**Exercise aim**.
Some lines in the listing hold the word "icon". Return each of them.

---

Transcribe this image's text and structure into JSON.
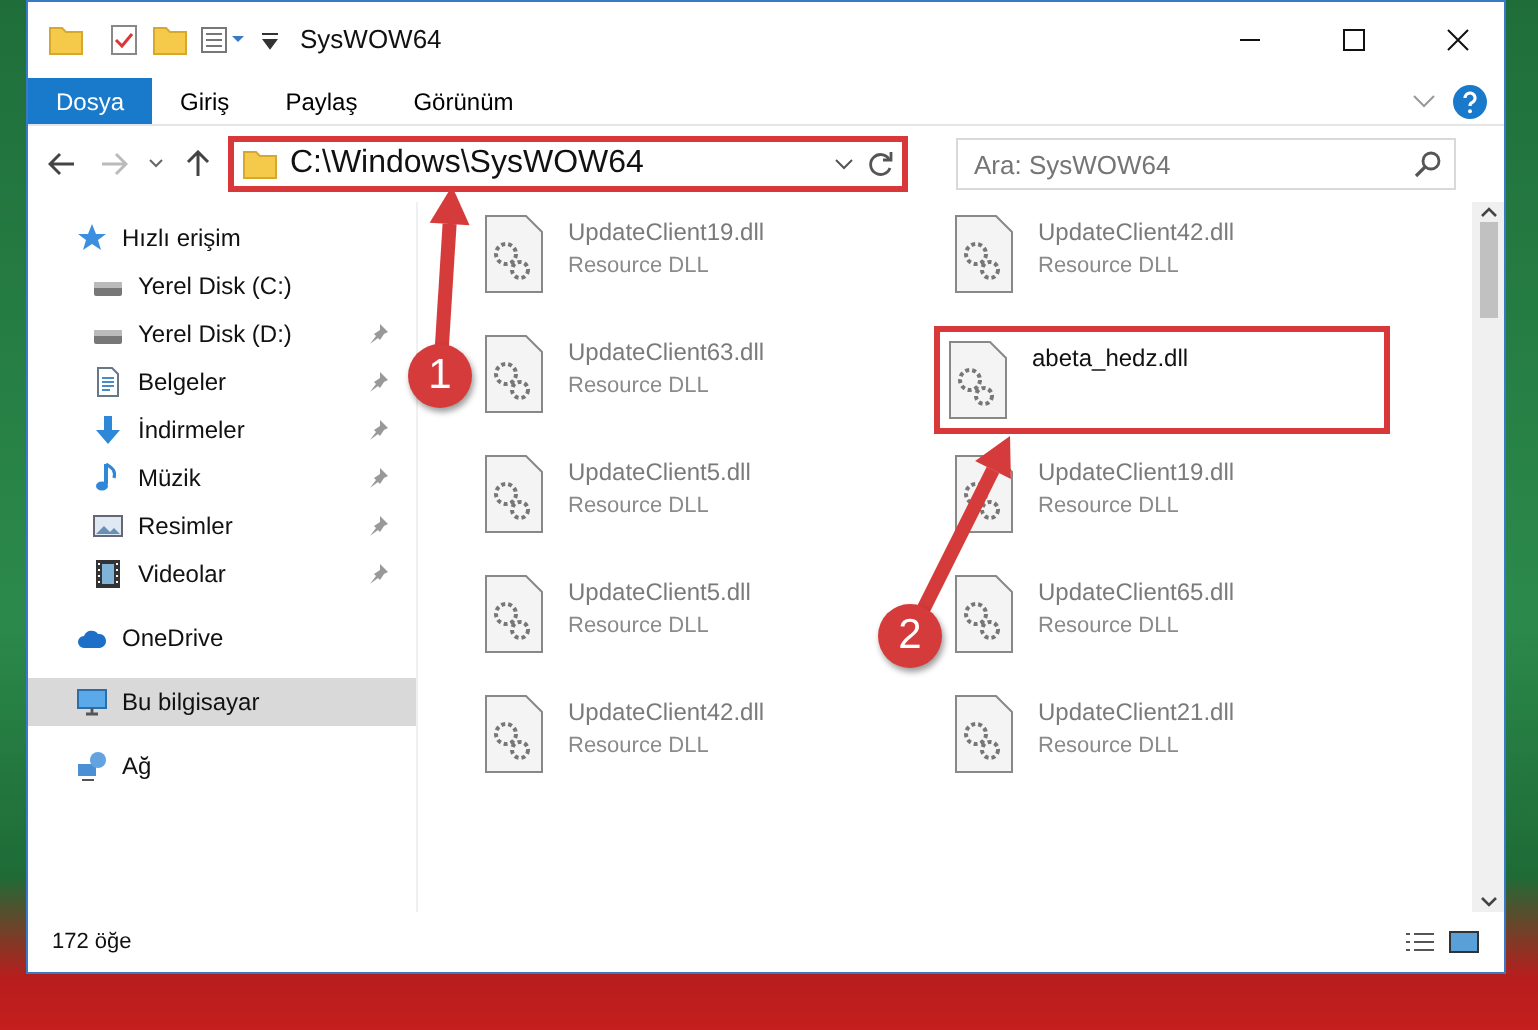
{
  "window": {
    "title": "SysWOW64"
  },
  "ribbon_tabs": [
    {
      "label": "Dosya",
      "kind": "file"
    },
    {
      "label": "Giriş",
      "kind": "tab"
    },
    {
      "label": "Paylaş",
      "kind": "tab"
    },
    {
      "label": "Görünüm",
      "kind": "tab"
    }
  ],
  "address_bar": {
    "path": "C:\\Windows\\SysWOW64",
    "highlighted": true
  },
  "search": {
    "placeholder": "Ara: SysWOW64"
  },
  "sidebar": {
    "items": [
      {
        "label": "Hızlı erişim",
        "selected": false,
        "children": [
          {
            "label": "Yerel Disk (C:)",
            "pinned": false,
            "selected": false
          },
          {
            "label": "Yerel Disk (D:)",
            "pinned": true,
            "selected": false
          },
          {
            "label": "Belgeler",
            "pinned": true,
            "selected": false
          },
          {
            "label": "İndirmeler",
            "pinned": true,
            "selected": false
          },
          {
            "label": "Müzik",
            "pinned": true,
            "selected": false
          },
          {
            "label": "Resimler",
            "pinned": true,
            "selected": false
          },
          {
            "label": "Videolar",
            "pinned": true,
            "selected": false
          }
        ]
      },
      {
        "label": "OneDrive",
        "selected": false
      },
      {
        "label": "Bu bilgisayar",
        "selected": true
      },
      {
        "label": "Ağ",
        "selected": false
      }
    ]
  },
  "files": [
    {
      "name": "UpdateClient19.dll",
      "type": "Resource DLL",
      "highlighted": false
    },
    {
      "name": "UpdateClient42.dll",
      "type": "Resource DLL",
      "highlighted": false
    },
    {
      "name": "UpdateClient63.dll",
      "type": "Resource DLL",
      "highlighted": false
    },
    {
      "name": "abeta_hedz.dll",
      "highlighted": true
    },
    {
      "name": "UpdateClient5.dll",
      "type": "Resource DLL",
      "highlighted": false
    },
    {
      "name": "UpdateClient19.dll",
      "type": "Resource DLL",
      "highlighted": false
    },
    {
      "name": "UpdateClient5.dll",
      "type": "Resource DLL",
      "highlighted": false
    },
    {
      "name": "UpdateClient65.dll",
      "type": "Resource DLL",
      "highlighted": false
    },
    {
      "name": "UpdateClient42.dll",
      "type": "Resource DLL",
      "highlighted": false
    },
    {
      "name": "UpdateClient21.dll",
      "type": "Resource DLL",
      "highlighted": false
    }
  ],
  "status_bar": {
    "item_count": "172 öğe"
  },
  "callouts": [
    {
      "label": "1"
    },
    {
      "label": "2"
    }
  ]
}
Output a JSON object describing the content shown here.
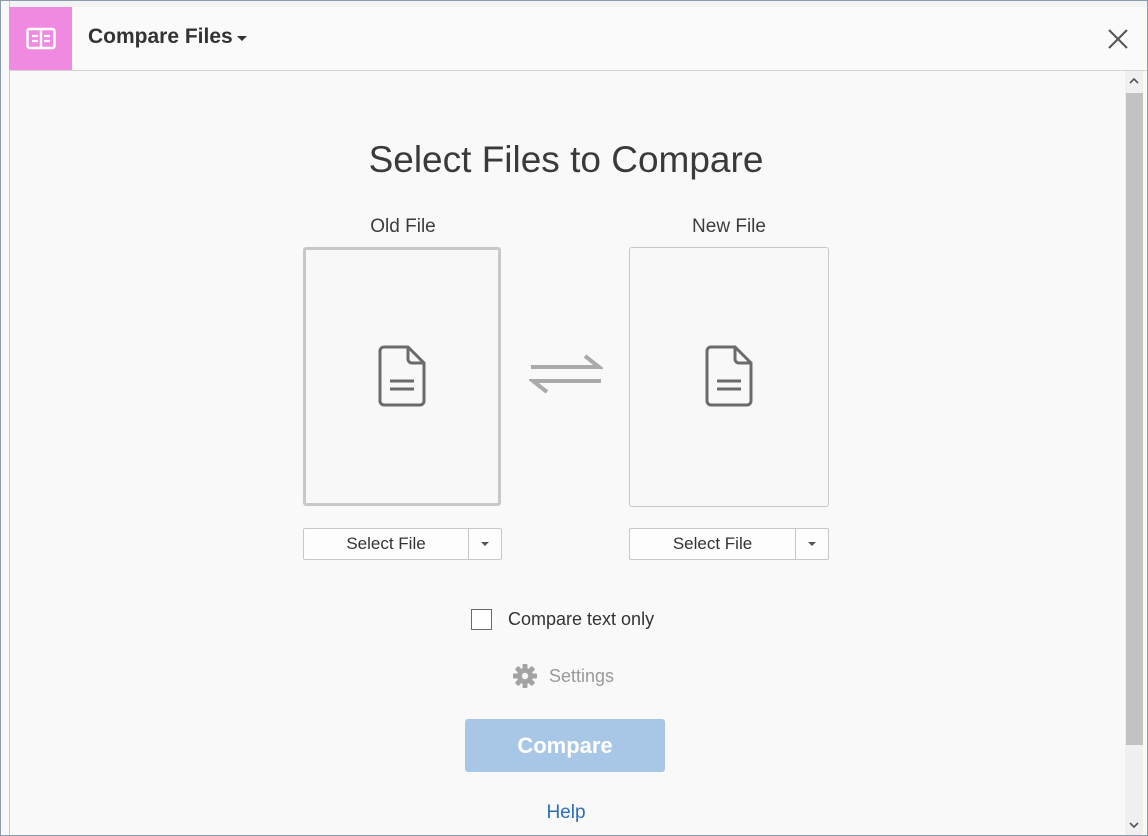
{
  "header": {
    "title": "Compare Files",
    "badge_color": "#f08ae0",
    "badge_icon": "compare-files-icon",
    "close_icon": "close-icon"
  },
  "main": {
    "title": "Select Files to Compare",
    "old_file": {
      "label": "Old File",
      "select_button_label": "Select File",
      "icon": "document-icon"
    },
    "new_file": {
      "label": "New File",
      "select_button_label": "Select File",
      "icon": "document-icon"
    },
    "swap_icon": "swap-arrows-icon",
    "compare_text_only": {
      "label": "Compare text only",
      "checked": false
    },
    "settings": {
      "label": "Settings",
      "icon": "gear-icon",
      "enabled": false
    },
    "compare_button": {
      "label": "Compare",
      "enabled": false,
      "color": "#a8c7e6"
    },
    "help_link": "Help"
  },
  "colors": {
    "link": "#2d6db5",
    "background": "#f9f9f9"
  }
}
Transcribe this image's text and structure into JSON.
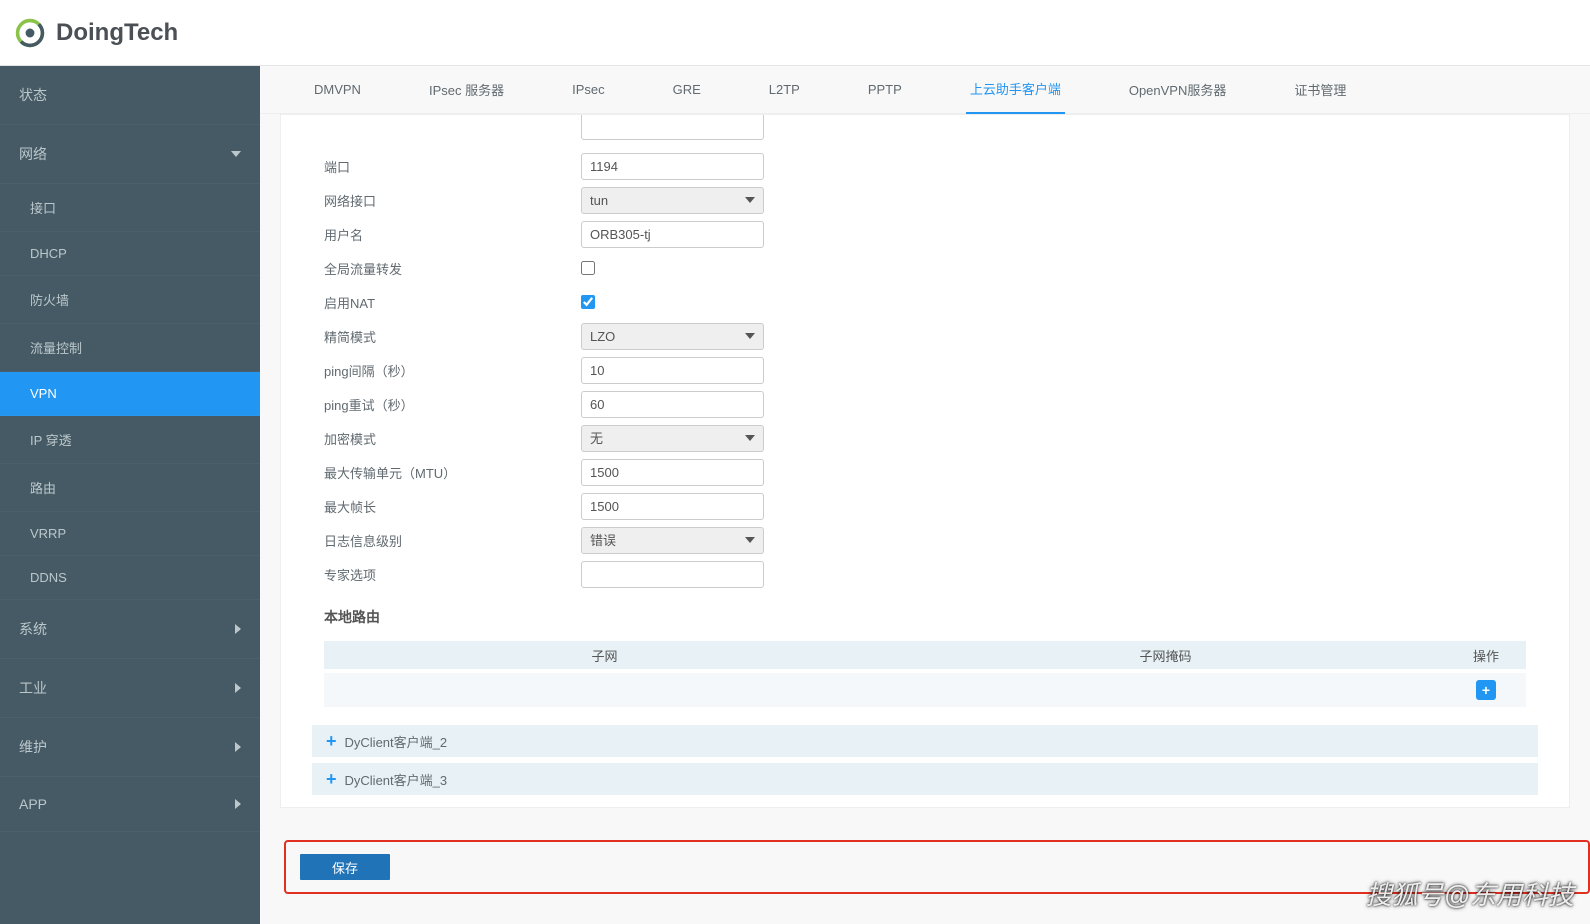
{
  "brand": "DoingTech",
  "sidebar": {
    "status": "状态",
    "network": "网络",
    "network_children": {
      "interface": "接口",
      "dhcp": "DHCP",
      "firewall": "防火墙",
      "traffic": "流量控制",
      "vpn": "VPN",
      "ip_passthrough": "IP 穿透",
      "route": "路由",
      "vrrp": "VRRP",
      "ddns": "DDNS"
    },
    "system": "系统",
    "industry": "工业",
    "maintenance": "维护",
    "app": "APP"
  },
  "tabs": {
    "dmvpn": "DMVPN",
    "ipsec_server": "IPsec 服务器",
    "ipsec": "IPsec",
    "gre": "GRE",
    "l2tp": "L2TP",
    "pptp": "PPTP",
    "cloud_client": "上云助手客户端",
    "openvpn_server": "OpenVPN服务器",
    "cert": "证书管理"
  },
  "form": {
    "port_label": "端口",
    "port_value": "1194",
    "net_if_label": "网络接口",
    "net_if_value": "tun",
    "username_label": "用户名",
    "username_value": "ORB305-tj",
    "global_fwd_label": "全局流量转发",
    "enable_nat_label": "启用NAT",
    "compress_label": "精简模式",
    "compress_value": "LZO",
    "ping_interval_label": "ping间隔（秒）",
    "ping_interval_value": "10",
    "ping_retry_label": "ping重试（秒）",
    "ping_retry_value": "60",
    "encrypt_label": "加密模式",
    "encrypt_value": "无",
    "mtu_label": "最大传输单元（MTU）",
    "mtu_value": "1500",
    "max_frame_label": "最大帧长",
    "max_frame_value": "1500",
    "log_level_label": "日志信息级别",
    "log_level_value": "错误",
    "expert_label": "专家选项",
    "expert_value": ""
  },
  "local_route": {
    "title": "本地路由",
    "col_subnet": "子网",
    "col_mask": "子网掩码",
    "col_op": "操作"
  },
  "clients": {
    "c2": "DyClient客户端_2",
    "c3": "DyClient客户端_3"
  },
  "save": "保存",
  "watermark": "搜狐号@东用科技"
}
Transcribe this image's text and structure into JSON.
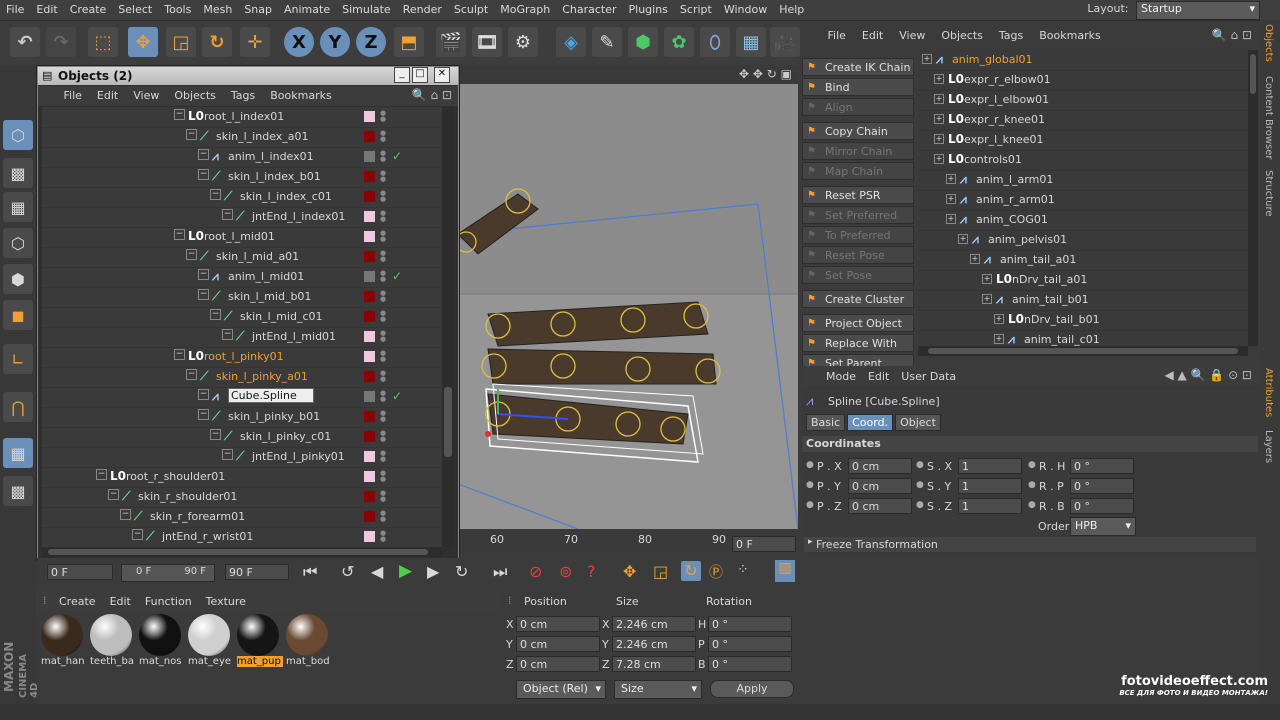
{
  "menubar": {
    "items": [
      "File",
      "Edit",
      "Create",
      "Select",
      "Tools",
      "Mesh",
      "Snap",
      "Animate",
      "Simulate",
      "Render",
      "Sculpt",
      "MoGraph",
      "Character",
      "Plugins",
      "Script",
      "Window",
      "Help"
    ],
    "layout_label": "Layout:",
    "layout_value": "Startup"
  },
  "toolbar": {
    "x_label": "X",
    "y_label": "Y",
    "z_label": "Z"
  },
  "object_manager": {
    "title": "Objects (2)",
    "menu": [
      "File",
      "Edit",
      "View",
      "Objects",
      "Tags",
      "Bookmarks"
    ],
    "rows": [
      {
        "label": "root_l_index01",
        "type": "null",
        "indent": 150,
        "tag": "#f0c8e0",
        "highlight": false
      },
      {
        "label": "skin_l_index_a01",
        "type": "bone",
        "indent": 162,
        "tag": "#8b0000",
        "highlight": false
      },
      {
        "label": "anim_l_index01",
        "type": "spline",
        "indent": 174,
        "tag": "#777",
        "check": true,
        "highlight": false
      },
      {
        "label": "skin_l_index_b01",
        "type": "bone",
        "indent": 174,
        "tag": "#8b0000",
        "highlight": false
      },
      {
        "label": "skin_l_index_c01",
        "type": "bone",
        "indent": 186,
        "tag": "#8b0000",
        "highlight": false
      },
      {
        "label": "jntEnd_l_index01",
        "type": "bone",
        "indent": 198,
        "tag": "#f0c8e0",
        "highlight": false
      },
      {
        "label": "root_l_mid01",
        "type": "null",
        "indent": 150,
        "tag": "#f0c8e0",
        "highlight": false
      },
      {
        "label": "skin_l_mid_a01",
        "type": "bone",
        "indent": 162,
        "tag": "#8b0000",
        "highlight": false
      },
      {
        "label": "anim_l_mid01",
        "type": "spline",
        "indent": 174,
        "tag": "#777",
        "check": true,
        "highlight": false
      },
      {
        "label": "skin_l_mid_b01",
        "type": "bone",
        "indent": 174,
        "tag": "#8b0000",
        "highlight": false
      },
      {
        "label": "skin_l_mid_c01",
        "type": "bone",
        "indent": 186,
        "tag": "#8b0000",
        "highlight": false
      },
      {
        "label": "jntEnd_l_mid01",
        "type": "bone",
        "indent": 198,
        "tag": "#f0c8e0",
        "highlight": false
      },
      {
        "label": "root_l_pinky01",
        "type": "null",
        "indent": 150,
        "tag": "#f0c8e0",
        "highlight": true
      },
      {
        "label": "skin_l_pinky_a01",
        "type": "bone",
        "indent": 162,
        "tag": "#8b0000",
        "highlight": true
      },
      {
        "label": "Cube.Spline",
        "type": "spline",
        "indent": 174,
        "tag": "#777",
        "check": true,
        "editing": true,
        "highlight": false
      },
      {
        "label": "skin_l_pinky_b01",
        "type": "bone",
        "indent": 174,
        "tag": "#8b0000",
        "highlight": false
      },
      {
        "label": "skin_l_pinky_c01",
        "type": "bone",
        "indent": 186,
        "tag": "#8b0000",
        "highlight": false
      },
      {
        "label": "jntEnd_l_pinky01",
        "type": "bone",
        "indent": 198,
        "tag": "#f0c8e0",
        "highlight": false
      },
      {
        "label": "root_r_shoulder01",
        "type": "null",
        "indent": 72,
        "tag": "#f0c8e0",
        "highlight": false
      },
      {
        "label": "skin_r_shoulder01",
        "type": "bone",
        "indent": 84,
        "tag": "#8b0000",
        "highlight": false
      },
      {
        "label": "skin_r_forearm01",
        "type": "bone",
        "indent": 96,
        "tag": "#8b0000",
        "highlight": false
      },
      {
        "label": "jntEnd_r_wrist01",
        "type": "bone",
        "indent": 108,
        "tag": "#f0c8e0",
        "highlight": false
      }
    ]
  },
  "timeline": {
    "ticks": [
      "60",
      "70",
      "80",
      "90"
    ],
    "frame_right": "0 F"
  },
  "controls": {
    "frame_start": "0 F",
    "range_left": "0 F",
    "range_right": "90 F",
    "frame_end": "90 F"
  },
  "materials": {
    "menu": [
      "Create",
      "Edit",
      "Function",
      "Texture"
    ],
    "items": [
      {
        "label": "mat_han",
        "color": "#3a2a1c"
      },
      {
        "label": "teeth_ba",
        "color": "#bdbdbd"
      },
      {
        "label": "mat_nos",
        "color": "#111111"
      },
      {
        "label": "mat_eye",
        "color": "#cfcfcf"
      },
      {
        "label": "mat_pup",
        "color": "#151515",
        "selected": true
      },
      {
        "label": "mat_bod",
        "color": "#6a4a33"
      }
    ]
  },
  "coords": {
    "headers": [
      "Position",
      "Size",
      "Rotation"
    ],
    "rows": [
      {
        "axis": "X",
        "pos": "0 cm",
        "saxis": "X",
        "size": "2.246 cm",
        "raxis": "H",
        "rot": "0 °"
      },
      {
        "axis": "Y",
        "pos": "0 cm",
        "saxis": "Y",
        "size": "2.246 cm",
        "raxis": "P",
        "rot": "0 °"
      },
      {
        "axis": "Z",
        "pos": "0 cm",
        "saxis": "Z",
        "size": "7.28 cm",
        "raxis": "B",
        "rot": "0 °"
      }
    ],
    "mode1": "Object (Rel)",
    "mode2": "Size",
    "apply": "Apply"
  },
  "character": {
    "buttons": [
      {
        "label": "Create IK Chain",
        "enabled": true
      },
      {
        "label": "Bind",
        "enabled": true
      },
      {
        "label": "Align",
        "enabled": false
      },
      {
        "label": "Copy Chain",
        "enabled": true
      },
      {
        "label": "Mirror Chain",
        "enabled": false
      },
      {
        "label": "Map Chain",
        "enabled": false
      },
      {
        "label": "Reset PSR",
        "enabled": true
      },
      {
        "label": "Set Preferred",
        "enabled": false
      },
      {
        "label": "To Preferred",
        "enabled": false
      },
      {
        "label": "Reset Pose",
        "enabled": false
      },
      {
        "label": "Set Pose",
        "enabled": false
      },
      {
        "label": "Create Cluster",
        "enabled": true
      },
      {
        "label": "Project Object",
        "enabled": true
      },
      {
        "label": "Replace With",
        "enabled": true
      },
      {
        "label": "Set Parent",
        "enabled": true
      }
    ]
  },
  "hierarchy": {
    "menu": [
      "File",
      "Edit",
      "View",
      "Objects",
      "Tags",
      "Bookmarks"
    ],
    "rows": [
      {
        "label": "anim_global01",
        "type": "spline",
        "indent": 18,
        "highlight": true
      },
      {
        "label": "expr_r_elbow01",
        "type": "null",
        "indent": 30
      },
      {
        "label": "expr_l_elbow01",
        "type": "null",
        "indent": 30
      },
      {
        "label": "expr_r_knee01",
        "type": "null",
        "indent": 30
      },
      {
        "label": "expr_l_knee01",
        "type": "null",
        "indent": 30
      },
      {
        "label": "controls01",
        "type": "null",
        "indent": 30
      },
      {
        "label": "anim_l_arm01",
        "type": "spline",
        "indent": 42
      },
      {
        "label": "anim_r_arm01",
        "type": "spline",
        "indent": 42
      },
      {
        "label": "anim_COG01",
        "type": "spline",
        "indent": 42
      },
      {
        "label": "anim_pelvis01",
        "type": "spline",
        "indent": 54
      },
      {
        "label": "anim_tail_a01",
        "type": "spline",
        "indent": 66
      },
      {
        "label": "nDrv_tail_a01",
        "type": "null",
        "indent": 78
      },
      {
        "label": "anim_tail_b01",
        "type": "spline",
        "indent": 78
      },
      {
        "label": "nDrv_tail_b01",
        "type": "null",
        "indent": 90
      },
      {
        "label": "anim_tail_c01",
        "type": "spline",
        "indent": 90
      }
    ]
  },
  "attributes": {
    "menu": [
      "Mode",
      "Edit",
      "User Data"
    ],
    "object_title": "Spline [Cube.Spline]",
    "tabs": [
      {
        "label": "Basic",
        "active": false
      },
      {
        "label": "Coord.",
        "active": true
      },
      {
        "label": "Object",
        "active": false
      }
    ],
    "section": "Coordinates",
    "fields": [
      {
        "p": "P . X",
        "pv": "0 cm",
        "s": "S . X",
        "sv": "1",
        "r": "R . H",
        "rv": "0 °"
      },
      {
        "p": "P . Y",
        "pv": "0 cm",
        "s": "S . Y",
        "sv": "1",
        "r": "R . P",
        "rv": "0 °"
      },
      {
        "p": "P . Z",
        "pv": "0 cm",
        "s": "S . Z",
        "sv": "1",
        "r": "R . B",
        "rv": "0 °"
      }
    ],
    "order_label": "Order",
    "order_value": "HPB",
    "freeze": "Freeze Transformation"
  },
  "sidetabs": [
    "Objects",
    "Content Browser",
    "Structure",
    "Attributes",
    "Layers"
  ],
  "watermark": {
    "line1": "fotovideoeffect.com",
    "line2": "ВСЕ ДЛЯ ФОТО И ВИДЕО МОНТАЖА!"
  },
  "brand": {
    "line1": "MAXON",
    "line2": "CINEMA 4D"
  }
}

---

**Your response**.
    "badge_icon": "compare-files-icon",
    "close_icon": "close-icon"
      "icon": "document-icon"
      "icon": "document-icon"
    "swap_icon": "swap-arrows-icon",
      "icon": "gear-icon",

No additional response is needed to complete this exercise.